No Retreat: Tigers attack near Hill 112
Ten miles north of Hill 112, an airstip had been overrun by elements of 3rd Brigade, 51st Highland Division the night before. Now they ready for the inevitable counter-attack. A small force of one infantry platoon, a 4-gun 6pdr AT battery, and a carrier troop deployed near the airstrip hangar, a certain objective for the Germans. Some M10c tank destroyers maneuvered for a suitable site to ambush any attacking force. Stationed nearby in the next village was a reaction force of Sherman tanks, 3" mortars, and another infantry platoon.
Forward scouts soon reported a column of Jerry armor moving in from the west: 8 Mk IV tanks, a platoon of infantry and TWO Tiger tanks!
One 3-tank platoon drives at maximum speed to the German left, angling to cut off any British reserves. HQ and one platoon of Mk IVs head for the center, and the infantry and Tigers head for the hangar.
The M10c platoon crests the hill on the British right and targets the single flanking platoon. Good gunnery ensures the destruction of two tanks and the last survivor bailed out! The M10s attempt to take cover behind the hill but fail.
Tigers advancing behind the hangar spot a hidden 6pdr and rake it with MG fire. In what would prove later to be a telling blow for the British defenders, the forward 6pdr nearest to the front of the hangar is destroyed by MG fire from the infantry platoon! (John need a 7 to hit, I failed the save, and he rolled 6!)
In the British turn, the M10s take out the surviving MkIV of the damaged platoon. The recovered 6pdrs unpin, but elect to remain gone to ground, trying not to be too obvious to the Tigers and 5 MkIVs scanning the field for targets.
The German fire is largely ineffective this turn, but one M10 is destroyed. The remaining M10s fire and manage to bail one Tiger. (This missed firepower roll hurt!) An arriving Sherman tank platoon motors up behind the hills, hoping to shoot next turn.
The Tiger re-mounts and all others advance. One Mk IV eliminates an M10.
The Sherman platoon blitzes into a perfect firing position and can't hit anything. In seeming sympathy, the M10s all miss, too! They then fail to take cover with a blown "shoot and scoot" order.
The German infantry pushes into the minefield guarding the hangar and loses an element in a huge explosion.
Their tanks all fire at the Shermans but only succeed in bailing one.
The Shermans continue their bad gunnery, getting only one bounced shot on a Mk IV. The carriers, infantry and 3" mortars which set up last turn open up on the hapless infantry stuck in the minefield and get four elements downed. The anti-tanks guns still hold fire. The Shermans pull back behind the hill to re-group.

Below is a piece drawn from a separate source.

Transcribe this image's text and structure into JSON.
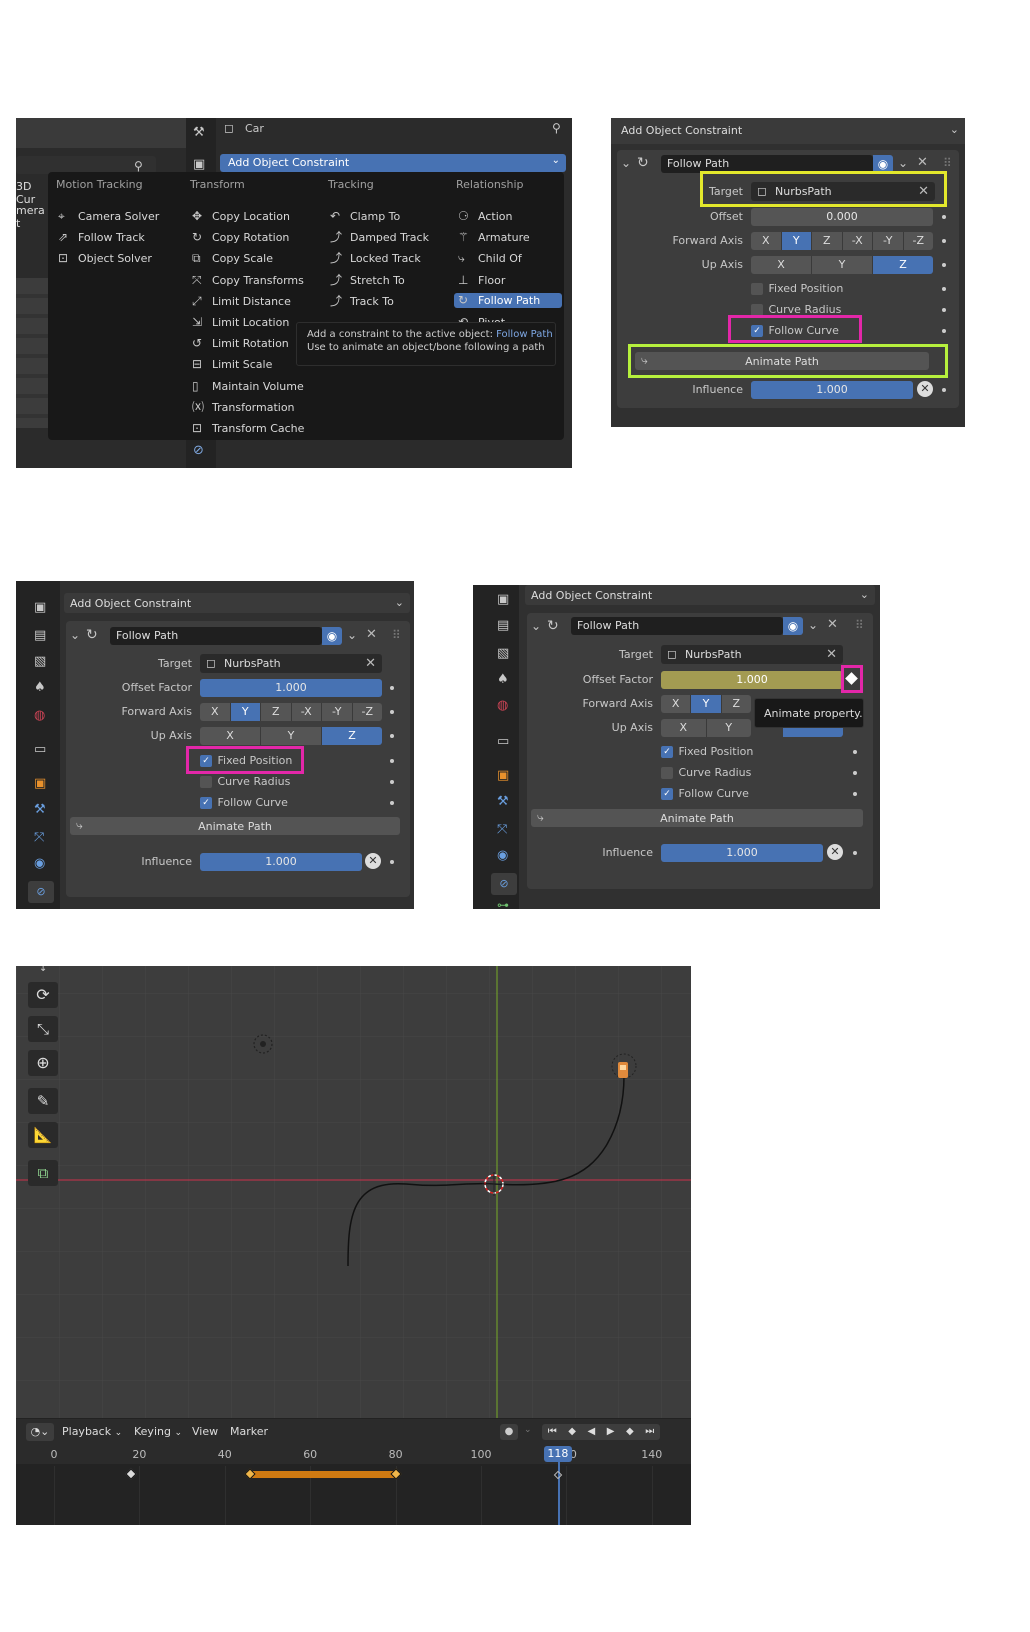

Four more infantry teams enter the minefield and again lose a team, this time a MG42 team. The Tigers and Mk IVs can't hit the hidden 6pdrs, but machine gun fire gets two British defenders and pins the platoon. Seeing an opportunity, the MkIVs charge home! Counterattacking, the Highlanders charge in but the their PIAT is cut down and they pull back to cover. Grousing, they complain bitterly about the lost 6pdr which would have surely covered their mad attack.
The AT platoon finally gets the order to fire at the enemy tanks. Number three gun's commander Cpl. "Jock" McLaughlan peers through his gunsight reticle, lines up on a Tiger and fires. Just as the flash, bang of the exploding tank registers , he is already lining up the adjacent tank. Fire! Hit! Another explosion tears through the second Tiger. (Two hits, John rolled 1, 1...I rolled 4, 6 for two kills.) The rest of the battery fires on the MkIVs, but none measure up to "Jock". One is killed (on a double bail) and two others are bailed. Perhaps it will be enough....
Turn SEVEN and end
Evidently inspired by the sacrifice of the Tigers, all the Germans re-mount and the recovered infantry removes the mines. It's now or never...only a few infantry hold the objctive. Firing wildly, the Germans can't kill any of the defenders, so the tanks move in again. After the third round of attack/counterattack, the Germans falter, but then drive the British away! (John failed the counter-attack roll but his nearby commander made it!) This day belongs to the Jerries.
As mentioned earlier, the key was the loss of the lone 6pdr which was within 8" of the front of the British infantry. This may not seem much, but defensive fire from this gun could have hurt or even stopped the German tanks. The loss of the PIAT on it's first attack and the missing 6pdr would doom the infantry. Credits to John, who kept the pressure up when all looked lost.